- Acting Editor-in-Chief Louise Welbanks. (2000). Compendium of Pharmaceuticals and Specialities, 2000 (25th ed.). Canadian Pharmaceutical Assn. ISBN 0-919115-76-4.
- Official Aricept product site
- Aricept entry at Drugs.com
- 3D Molecular structure of Donepezil
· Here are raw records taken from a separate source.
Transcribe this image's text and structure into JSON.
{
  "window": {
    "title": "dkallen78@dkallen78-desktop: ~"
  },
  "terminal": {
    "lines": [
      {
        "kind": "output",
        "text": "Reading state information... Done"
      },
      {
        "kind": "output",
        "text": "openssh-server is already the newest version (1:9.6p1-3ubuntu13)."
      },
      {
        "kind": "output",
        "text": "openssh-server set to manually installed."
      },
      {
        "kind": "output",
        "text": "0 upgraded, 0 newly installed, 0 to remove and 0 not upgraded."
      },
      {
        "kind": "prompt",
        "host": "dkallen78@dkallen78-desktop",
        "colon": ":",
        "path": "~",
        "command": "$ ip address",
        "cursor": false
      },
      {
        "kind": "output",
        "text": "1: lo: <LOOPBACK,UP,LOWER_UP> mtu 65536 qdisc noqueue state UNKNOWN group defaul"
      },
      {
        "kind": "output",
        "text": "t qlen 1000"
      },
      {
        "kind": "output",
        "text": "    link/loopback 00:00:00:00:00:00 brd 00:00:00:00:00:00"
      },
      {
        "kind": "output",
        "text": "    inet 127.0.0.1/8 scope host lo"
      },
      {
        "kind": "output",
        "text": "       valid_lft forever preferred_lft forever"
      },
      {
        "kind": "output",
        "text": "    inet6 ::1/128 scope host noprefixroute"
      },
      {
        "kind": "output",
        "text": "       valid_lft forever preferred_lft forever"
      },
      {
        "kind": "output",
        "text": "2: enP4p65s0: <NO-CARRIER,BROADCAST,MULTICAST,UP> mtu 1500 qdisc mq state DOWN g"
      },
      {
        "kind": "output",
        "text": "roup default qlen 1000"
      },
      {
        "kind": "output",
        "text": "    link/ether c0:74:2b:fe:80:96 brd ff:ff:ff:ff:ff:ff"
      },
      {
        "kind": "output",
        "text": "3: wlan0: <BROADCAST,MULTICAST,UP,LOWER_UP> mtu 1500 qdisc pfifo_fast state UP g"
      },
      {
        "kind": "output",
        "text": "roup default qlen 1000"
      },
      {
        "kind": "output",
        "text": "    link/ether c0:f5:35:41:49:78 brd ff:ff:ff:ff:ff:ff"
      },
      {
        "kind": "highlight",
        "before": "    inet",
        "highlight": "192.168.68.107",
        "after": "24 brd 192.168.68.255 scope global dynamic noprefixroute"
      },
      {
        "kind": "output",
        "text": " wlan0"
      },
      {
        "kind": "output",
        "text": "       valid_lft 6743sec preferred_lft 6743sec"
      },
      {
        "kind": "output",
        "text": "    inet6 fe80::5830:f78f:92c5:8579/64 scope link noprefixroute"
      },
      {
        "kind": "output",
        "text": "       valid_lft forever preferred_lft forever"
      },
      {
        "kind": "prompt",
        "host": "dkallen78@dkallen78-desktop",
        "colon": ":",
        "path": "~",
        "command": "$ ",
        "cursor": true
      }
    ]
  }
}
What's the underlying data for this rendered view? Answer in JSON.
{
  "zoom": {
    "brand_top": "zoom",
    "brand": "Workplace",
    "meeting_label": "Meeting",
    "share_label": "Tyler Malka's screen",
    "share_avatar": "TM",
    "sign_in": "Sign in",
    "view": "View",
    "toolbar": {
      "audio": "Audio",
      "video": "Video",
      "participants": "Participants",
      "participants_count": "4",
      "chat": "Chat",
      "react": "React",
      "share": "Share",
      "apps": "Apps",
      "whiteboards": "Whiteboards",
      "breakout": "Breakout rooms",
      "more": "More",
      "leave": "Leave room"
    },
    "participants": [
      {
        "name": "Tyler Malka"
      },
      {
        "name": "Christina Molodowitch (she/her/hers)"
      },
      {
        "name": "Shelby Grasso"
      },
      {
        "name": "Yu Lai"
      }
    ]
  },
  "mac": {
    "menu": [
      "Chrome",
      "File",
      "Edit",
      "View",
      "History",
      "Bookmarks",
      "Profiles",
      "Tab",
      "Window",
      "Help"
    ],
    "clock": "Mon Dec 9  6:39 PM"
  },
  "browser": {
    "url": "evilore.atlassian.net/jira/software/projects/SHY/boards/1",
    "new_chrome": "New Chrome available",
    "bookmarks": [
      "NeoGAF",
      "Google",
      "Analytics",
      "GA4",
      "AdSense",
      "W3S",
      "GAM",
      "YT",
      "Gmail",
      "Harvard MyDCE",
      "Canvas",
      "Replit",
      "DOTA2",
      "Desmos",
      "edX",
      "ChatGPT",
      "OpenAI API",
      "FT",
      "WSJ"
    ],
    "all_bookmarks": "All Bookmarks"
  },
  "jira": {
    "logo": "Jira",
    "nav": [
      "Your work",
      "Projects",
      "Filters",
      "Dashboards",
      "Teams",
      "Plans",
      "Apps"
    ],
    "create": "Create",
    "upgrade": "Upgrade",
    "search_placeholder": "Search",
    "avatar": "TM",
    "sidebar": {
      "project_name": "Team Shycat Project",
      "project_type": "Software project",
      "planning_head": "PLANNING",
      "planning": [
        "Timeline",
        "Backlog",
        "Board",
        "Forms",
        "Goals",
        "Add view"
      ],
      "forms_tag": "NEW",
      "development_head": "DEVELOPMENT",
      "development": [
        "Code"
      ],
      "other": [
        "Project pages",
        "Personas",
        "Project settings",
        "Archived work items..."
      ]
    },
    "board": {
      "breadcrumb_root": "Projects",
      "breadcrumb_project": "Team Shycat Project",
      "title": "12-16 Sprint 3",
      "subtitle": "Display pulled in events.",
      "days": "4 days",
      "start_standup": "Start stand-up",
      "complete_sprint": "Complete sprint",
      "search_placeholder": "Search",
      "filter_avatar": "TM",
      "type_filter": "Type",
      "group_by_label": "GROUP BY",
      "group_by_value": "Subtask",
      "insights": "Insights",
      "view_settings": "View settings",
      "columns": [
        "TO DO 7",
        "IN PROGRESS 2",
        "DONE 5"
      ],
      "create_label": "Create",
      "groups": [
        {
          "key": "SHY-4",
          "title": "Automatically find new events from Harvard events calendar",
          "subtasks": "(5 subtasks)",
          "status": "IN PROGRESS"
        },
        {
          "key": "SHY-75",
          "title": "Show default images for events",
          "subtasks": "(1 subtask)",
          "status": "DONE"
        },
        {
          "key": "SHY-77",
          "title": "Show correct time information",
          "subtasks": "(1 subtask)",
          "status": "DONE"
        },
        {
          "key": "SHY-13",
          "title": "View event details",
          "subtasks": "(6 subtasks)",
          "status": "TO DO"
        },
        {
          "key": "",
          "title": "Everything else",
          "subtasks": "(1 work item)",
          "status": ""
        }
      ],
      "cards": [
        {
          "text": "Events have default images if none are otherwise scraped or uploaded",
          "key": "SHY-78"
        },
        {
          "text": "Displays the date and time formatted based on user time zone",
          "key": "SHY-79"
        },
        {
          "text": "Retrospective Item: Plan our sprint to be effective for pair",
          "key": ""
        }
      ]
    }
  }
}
- Acetylcholinesterase: A gorge-ous enzyme QUite Interesting PDB Structure article at PDBe